Required work: How many lines in the entries below include the word "Insert"? Respond with the number only.

##############################

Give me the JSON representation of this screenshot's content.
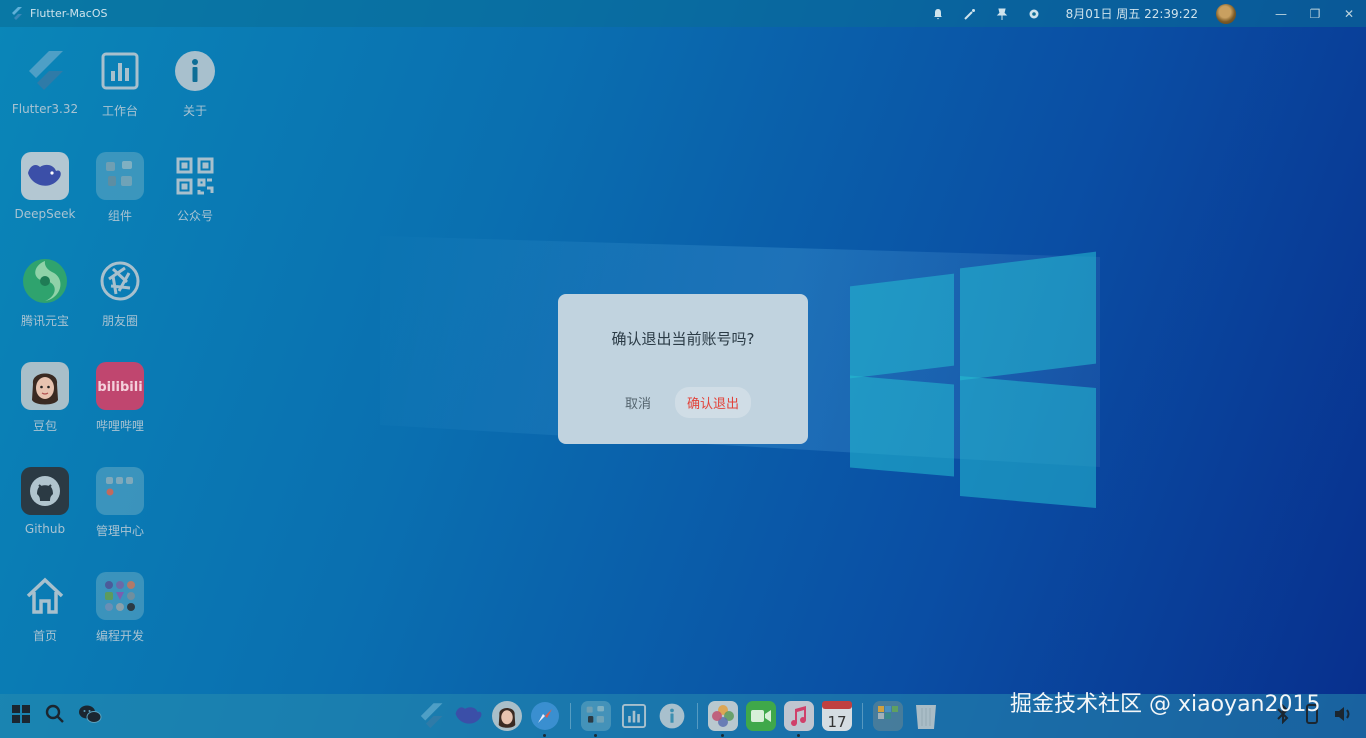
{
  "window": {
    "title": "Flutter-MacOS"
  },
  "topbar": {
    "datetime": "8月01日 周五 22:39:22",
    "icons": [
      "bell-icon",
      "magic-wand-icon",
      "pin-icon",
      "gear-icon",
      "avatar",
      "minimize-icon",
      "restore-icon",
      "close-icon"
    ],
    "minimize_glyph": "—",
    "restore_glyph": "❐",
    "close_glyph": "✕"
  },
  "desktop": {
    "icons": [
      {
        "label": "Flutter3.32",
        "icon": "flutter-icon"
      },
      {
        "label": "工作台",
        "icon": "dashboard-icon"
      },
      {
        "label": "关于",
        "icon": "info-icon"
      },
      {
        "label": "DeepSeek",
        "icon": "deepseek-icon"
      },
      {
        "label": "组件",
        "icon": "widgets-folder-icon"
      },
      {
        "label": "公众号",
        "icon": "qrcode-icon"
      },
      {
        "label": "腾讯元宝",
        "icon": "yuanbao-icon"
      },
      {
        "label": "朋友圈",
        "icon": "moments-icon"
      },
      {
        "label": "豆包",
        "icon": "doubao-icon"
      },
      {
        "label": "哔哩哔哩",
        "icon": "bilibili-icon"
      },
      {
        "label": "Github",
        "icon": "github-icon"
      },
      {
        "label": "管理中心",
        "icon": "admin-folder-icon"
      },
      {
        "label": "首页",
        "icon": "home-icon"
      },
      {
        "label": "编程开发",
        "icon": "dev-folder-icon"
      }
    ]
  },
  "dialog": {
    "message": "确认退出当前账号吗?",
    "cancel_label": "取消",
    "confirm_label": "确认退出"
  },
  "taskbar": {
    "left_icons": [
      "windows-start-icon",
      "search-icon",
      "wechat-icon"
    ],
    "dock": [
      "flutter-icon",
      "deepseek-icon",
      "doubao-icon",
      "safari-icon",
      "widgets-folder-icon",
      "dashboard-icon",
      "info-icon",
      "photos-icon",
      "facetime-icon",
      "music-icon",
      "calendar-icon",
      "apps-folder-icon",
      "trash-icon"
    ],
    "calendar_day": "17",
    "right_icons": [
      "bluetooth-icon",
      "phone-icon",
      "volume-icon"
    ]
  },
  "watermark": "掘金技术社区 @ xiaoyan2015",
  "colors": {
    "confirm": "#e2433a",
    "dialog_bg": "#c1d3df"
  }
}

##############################

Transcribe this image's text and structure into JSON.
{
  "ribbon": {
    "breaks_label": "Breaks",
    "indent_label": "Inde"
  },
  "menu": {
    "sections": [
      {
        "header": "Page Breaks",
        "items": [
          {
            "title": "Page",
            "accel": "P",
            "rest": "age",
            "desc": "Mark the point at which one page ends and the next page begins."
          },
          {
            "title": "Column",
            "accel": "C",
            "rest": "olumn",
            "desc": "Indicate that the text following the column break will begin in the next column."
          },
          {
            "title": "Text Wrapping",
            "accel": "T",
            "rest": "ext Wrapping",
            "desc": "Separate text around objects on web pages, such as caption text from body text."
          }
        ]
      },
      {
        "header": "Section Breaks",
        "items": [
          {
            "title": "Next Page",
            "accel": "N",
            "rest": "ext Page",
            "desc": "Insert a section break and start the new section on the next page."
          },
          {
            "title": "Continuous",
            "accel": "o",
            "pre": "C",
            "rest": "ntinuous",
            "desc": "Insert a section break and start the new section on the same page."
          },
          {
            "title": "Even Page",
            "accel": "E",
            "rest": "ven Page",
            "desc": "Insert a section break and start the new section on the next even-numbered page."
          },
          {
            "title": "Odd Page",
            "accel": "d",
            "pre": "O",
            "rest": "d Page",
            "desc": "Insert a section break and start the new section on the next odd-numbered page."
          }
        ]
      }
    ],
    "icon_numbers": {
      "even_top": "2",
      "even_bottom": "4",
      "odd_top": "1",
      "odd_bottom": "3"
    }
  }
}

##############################

Exercise answer: 4